[Element data from apps and pages]
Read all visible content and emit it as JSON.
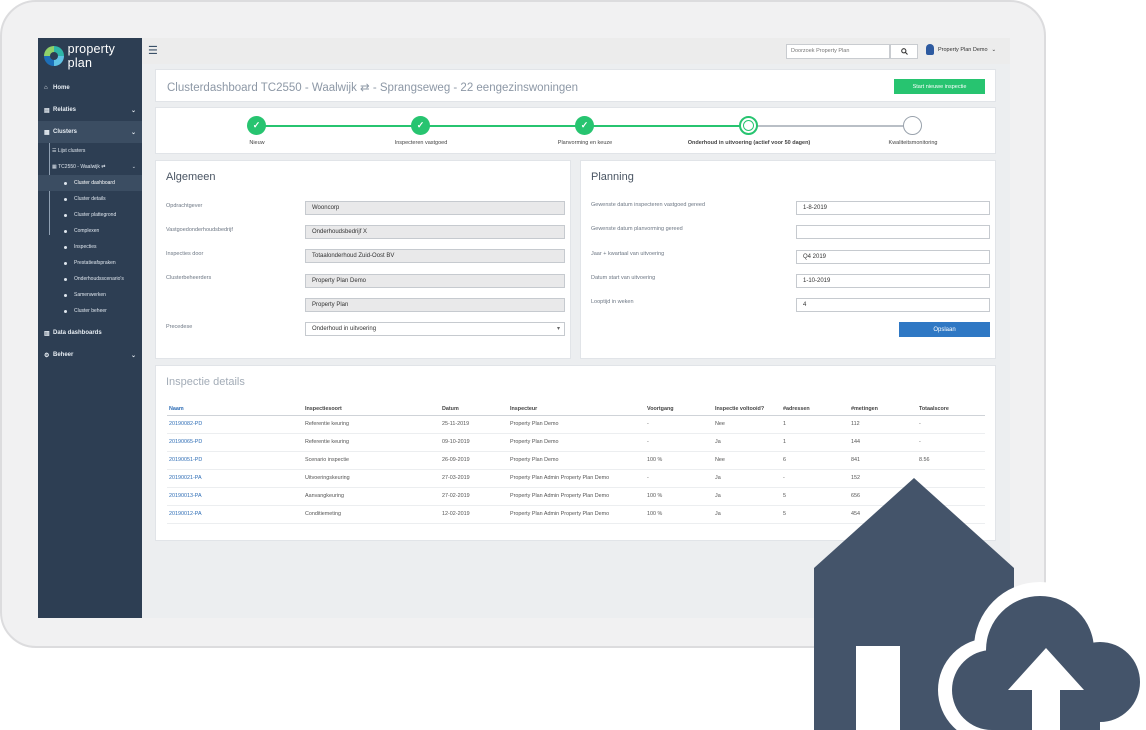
{
  "brand": {
    "name": "property plan"
  },
  "sidebar": {
    "items": [
      {
        "label": "Home",
        "icon": "home-icon"
      },
      {
        "label": "Relaties",
        "icon": "address-card-icon"
      },
      {
        "label": "Clusters",
        "icon": "cluster-icon"
      }
    ],
    "clusters_sub": [
      {
        "label": "Lijst clusters"
      },
      {
        "label": "TC2550 - Waalwijk ⇄"
      }
    ],
    "cluster_pages": [
      "Cluster dashboard",
      "Cluster details",
      "Cluster plattegrond",
      "Complexen",
      "Inspecties",
      "Prestatieafspraken",
      "Onderhoudsscenario's",
      "Samenwerken",
      "Cluster beheer"
    ],
    "bottom_items": [
      {
        "label": "Data dashboards",
        "icon": "chart-icon"
      },
      {
        "label": "Beheer",
        "icon": "gear-icon"
      }
    ]
  },
  "topbar": {
    "search_placeholder": "Doorzoek Property Plan",
    "user_name": "Property Plan Demo"
  },
  "header": {
    "title": "Clusterdashboard  TC2550 - Waalwijk ⇄ - Sprangseweg - 22 eengezinswoningen",
    "new_inspection_button": "Start nieuwe inspectie"
  },
  "steps": [
    {
      "label": "Nieuw",
      "state": "done"
    },
    {
      "label": "Inspecteren vastgoed",
      "state": "done"
    },
    {
      "label": "Planvorming en keuze",
      "state": "done"
    },
    {
      "label": "Onderhoud in uitvoering (actief voor 50 dagen)",
      "state": "current"
    },
    {
      "label": "Kwaliteitsmonitoring",
      "state": "todo"
    }
  ],
  "algemeen": {
    "title": "Algemeen",
    "fields": [
      {
        "label": "Opdrachtgever",
        "value": "Wooncorp"
      },
      {
        "label": "Vastgoedonderhoudsbedrijf",
        "value": "Onderhoudsbedrijf X"
      },
      {
        "label": "Inspecties door",
        "value": "Totaalonderhoud Zuid-Oost BV"
      },
      {
        "label": "Clusterbeheerders",
        "value": "Property Plan Demo"
      },
      {
        "label": "",
        "value": "Property Plan"
      }
    ],
    "precedence_label": "Precedese",
    "precedence_value": "Onderhoud in uitvoering"
  },
  "planning": {
    "title": "Planning",
    "fields": [
      {
        "label": "Gewenste datum inspecteren vastgoed gereed",
        "value": "1-8-2019"
      },
      {
        "label": "Gewenste datum planvorming gereed",
        "value": ""
      },
      {
        "label": "Jaar + kwartaal van uitvoering",
        "value": "Q4 2019"
      },
      {
        "label": "Datum start van uitvoering",
        "value": "1-10-2019"
      },
      {
        "label": "Looptijd in weken",
        "value": "4"
      }
    ],
    "save_button": "Opslaan"
  },
  "details": {
    "title": "Inspectie details",
    "columns": [
      "Naam",
      "Inspectiesoort",
      "Datum",
      "Inspecteur",
      "Voortgang",
      "Inspectie voltooid?",
      "#adressen",
      "#metingen",
      "Totaalscore"
    ],
    "rows": [
      [
        "20190082-PD",
        "Referentie keuring",
        "25-11-2019",
        "Property Plan Demo",
        "-",
        "Nee",
        "1",
        "112",
        "-"
      ],
      [
        "20190065-PD",
        "Referentie keuring",
        "09-10-2019",
        "Property Plan Demo",
        "-",
        "Ja",
        "1",
        "144",
        "-"
      ],
      [
        "20190051-PD",
        "Scenario inspectie",
        "26-09-2019",
        "Property Plan Demo",
        "100 %",
        "Nee",
        "6",
        "841",
        "8.56"
      ],
      [
        "20190021-PA",
        "Uitvoeringskeuring",
        "27-03-2019",
        "Property Plan Admin Property Plan Demo",
        "-",
        "Ja",
        "-",
        "152",
        ""
      ],
      [
        "20190013-PA",
        "Aanvangkeuring",
        "27-02-2019",
        "Property Plan Admin Property Plan Demo",
        "100 %",
        "Ja",
        "5",
        "656",
        ""
      ],
      [
        "20190012-PA",
        "Conditiemeting",
        "12-02-2019",
        "Property Plan Admin Property Plan Demo",
        "100 %",
        "Ja",
        "5",
        "454",
        ""
      ]
    ]
  },
  "colors": {
    "sidebar": "#2d3e53",
    "accent_green": "#27c470",
    "accent_blue": "#2f78c4",
    "overlay": "#44546a"
  }
}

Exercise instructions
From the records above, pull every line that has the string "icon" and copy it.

Exercise result
        "icon": "home-icon"
        "icon": "address-card-icon"
        "icon": "cluster-icon"
        "icon": "chart-icon"
        "icon": "gear-icon"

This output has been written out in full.